> Your assignment
Task for the records below: count the lines that contain the word "prefix" and give only that number.

> Material shown
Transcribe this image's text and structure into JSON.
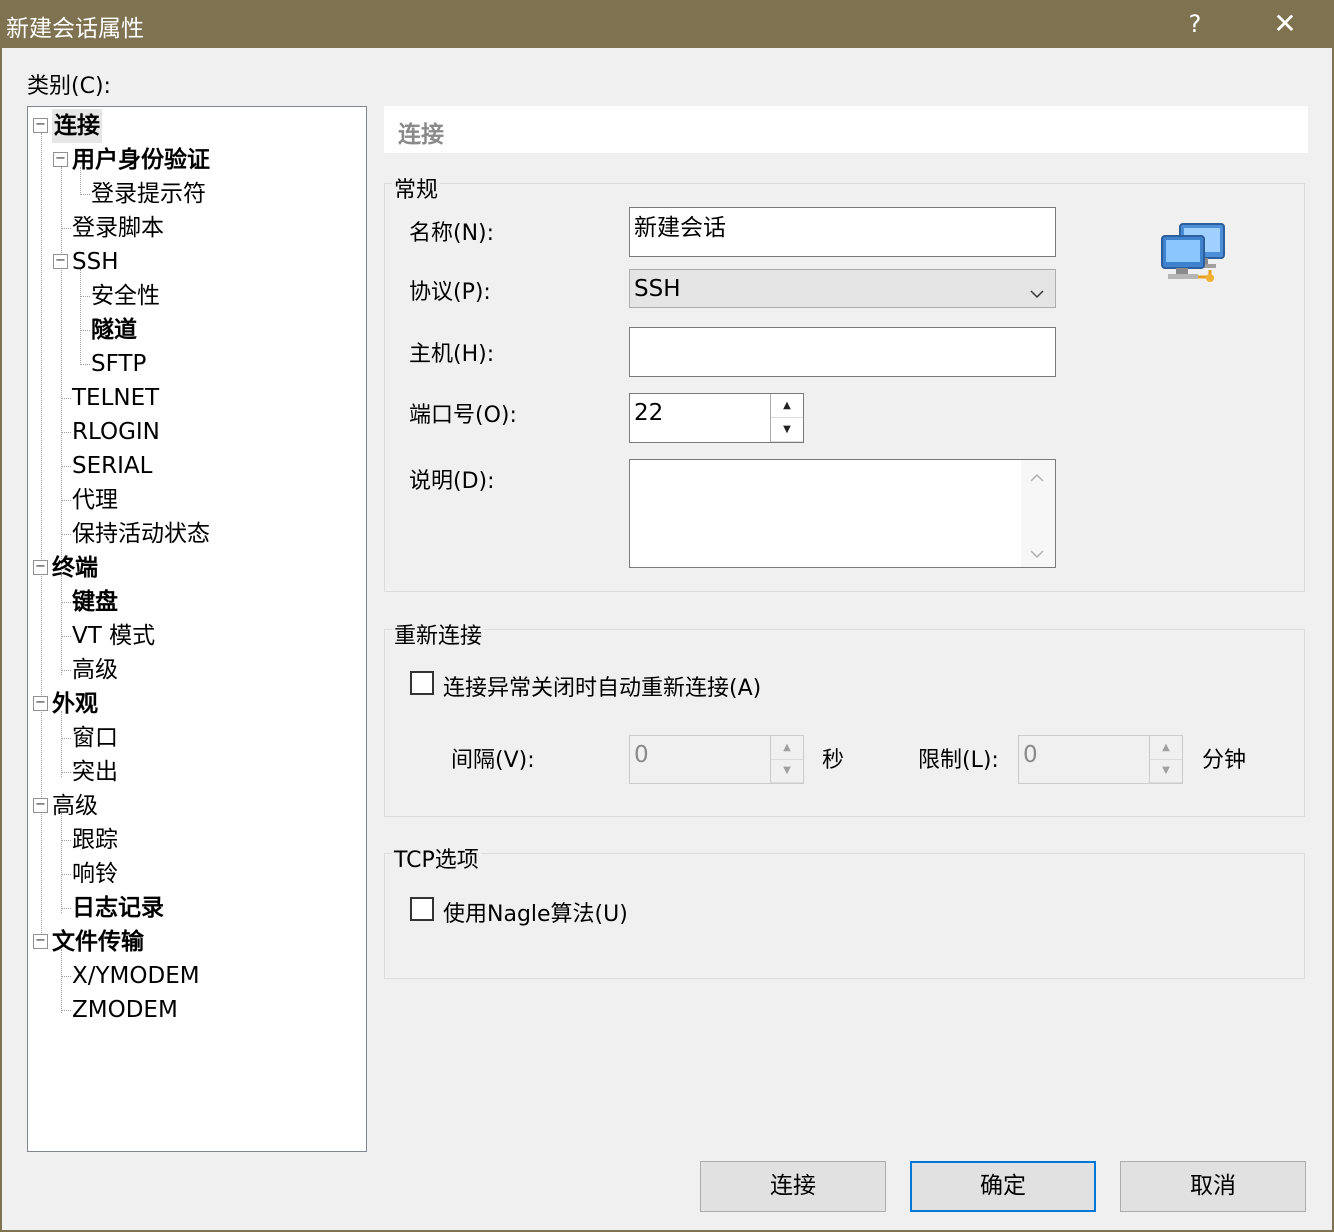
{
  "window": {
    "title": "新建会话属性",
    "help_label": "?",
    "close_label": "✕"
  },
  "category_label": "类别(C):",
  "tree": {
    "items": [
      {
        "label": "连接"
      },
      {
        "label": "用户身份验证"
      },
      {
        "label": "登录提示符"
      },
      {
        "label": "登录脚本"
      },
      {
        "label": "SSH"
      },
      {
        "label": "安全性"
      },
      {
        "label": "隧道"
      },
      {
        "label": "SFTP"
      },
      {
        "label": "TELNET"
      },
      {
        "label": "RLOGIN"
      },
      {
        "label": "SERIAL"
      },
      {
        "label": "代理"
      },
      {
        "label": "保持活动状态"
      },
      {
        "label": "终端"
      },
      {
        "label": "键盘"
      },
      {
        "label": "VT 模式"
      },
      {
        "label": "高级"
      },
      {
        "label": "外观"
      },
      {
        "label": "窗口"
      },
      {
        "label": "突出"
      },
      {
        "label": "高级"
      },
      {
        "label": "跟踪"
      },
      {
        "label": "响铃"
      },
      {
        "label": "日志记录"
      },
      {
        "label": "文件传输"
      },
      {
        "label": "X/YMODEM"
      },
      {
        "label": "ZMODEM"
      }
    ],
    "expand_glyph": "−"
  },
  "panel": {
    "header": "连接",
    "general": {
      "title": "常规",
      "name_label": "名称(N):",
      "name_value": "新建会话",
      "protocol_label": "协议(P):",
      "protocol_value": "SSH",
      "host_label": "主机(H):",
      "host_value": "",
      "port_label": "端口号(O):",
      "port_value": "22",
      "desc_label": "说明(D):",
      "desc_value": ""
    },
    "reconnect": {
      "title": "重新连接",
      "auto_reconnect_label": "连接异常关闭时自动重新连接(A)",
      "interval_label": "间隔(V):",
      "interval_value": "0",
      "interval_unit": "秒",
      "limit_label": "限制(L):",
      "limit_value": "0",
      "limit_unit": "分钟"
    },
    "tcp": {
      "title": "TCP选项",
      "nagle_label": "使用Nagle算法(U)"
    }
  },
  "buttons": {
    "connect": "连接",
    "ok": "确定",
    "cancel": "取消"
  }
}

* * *

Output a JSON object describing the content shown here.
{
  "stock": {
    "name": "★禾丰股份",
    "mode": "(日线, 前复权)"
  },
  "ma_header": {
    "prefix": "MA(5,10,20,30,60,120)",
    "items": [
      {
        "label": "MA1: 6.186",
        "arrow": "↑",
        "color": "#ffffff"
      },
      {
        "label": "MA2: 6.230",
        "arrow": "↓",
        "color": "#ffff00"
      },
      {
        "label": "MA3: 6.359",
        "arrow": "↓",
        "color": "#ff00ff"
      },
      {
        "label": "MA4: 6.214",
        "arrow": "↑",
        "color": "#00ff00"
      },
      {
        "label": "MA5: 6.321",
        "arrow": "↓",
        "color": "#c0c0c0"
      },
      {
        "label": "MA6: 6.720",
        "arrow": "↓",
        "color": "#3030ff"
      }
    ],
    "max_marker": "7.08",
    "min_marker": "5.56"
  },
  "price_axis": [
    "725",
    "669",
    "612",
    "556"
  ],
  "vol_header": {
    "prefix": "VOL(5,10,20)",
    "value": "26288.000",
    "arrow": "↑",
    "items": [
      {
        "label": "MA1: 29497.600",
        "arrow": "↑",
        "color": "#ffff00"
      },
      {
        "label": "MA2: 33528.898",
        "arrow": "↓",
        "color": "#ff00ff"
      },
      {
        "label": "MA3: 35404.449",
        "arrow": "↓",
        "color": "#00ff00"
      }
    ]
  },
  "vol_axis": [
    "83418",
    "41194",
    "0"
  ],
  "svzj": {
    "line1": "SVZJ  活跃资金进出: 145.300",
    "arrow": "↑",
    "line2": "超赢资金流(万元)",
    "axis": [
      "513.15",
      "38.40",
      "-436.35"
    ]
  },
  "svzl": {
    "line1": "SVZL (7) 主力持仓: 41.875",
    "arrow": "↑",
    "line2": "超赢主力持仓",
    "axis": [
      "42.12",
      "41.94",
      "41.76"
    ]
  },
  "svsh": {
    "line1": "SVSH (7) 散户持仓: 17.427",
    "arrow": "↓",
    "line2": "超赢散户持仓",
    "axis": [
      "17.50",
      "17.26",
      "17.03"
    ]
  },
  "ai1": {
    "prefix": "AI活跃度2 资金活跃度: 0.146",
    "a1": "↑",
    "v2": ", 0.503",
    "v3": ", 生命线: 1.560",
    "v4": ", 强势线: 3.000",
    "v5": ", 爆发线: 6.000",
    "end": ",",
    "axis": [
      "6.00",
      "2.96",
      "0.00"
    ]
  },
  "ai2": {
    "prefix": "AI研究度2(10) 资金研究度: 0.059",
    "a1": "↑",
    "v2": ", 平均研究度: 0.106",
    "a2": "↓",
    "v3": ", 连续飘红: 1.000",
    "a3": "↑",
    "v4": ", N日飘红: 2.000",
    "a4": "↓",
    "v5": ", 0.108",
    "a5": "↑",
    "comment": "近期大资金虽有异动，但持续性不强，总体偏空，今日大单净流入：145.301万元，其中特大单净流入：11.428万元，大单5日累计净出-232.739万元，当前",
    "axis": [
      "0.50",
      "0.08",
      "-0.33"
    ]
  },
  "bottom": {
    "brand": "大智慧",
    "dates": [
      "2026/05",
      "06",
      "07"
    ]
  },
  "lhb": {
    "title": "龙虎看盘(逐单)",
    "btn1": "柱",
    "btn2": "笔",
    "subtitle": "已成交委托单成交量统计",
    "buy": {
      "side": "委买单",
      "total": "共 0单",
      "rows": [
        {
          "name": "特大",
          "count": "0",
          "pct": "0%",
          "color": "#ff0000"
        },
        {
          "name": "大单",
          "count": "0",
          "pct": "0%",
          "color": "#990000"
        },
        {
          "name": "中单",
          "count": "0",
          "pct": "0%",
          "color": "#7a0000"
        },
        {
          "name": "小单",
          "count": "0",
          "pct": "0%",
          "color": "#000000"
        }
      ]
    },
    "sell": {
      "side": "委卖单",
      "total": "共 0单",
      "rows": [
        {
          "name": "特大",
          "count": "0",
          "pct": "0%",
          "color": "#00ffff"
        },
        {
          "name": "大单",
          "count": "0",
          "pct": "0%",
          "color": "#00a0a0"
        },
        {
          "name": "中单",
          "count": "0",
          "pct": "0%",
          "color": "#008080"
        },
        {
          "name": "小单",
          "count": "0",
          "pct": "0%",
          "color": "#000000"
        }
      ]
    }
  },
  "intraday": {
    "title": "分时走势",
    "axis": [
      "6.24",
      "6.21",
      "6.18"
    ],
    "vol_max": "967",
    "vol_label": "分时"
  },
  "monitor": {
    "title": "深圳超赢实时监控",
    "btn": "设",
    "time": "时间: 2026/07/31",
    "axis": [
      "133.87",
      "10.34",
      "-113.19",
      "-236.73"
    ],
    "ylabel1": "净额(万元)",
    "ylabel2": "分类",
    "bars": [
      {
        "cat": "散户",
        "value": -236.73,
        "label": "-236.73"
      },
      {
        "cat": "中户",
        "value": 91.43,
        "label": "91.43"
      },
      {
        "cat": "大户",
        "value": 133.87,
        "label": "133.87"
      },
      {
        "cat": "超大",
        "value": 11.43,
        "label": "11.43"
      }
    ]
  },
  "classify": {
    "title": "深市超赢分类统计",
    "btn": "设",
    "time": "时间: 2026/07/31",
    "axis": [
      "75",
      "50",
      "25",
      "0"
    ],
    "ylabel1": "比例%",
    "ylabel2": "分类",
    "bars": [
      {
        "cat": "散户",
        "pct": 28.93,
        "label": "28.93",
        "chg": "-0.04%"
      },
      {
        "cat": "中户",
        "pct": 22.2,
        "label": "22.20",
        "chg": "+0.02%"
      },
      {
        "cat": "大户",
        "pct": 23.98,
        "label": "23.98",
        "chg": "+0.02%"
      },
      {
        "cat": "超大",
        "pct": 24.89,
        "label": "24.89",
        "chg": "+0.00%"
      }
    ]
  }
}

> Answer to this exercise
4